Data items
□ □ □ □

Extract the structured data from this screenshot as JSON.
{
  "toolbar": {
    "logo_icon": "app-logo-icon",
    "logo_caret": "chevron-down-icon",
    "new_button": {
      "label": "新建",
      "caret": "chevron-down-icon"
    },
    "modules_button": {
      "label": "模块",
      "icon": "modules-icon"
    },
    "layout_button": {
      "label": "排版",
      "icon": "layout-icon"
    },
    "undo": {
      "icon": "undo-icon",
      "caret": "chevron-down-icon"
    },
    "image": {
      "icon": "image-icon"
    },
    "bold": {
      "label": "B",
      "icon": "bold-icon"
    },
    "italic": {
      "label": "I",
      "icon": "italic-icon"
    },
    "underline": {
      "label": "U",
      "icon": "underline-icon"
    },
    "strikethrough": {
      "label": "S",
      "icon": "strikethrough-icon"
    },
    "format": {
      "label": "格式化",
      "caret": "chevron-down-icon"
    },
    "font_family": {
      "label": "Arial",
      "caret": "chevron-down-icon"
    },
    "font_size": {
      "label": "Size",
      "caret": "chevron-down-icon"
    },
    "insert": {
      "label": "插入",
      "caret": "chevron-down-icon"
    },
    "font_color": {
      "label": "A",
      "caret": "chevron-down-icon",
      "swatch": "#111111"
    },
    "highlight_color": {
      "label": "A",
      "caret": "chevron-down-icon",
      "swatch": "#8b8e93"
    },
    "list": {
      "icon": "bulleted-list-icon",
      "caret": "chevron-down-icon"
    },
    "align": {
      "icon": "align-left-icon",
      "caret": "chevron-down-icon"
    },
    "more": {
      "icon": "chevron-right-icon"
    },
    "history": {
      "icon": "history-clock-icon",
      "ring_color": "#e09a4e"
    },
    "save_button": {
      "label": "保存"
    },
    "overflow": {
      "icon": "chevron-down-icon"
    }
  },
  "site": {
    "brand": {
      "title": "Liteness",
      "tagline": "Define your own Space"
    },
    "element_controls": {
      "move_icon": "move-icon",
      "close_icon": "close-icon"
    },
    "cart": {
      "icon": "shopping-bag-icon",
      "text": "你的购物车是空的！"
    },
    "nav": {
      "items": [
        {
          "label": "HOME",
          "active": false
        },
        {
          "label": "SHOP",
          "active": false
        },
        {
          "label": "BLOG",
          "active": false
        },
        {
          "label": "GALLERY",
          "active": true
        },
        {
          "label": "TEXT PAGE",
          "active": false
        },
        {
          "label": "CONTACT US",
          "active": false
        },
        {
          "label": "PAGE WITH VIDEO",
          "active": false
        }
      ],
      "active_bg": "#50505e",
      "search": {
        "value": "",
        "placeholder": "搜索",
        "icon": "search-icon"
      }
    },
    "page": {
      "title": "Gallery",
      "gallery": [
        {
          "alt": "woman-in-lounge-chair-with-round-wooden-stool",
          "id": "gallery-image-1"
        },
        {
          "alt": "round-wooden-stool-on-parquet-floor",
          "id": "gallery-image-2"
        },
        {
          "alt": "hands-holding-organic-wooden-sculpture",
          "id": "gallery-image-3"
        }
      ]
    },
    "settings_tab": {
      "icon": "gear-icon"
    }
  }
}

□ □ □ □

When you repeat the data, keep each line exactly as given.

Extract the structured data from this screenshot as JSON.
{
  "toolbar": {
    "logo_icon": "app-logo-icon",
    "logo_caret": "chevron-down-icon",
    "new_button": {
      "label": "新建",
      "caret": "chevron-down-icon"
    },
    "modules_button": {
      "label": "模块",
      "icon": "modules-icon"
    },
    "layout_button": {
      "label": "排版",
      "icon": "layout-icon"
    },
    "undo": {
      "icon": "undo-icon",
      "caret": "chevron-down-icon"
    },
    "image": {
      "icon": "image-icon"
    },
    "bold": {
      "label": "B",
      "icon": "bold-icon"
    },
    "italic": {
      "label": "I",
      "icon": "italic-icon"
    },
    "underline": {
      "label": "U",
      "icon": "underline-icon"
    },
    "strikethrough": {
      "label": "S",
      "icon": "strikethrough-icon"
    },
    "format": {
      "label": "格式化",
      "caret": "chevron-down-icon"
    },
    "font_family": {
      "label": "Arial",
      "caret": "chevron-down-icon"
    },
    "font_size": {
      "label": "Size",
      "caret": "chevron-down-icon"
    },
    "insert": {
      "label": "插入",
      "caret": "chevron-down-icon"
    },
    "font_color": {
      "label": "A",
      "caret": "chevron-down-icon",
      "swatch": "#111111"
    },
    "highlight_color": {
      "label": "A",
      "caret": "chevron-down-icon",
      "swatch": "#8b8e93"
    },
    "list": {
      "icon": "bulleted-list-icon",
      "caret": "chevron-down-icon"
    },
    "align": {
      "icon": "align-left-icon",
      "caret": "chevron-down-icon"
    },
    "more": {
      "icon": "chevron-right-icon"
    },
    "history": {
      "icon": "history-clock-icon",
      "ring_color": "#e09a4e"
    },
    "save_button": {
      "label": "保存"
    },
    "overflow": {
      "icon": "chevron-down-icon"
    }
  },
  "site": {
    "brand": {
      "title": "Liteness",
      "tagline": "Define your own Space"
    },
    "element_controls": {
      "move_icon": "move-icon",
      "close_icon": "close-icon"
    },
    "cart": {
      "icon": "shopping-bag-icon",
      "text": "你的购物车是空的！"
    },
    "nav": {
      "items": [
        {
          "label": "HOME",
          "active": false
        },
        {
          "label": "SHOP",
          "active": false
        },
        {
          "label": "BLOG",
          "active": false
        },
        {
          "label": "GALLERY",
          "active": true
        },
        {
          "label": "TEXT PAGE",
          "active": false
        },
        {
          "label": "CONTACT US",
          "active": false
        },
        {
          "label": "PAGE WITH VIDEO",
          "active": false
        }
      ],
      "active_bg": "#50505e",
      "search": {
        "value": "",
        "placeholder": "搜索",
        "icon": "search-icon"
      }
    },
    "page": {
      "title": "Gallery",
      "gallery": [
        {
          "alt": "woman-in-lounge-chair-with-round-wooden-stool",
          "id": "gallery-image-1"
        },
        {
          "alt": "round-wooden-stool-on-parquet-floor",
          "id": "gallery-image-2"
        },
        {
          "alt": "hands-holding-organic-wooden-sculpture",
          "id": "gallery-image-3"
        }
      ]
    },
    "settings_tab": {
      "icon": "gear-icon"
    }
  }
}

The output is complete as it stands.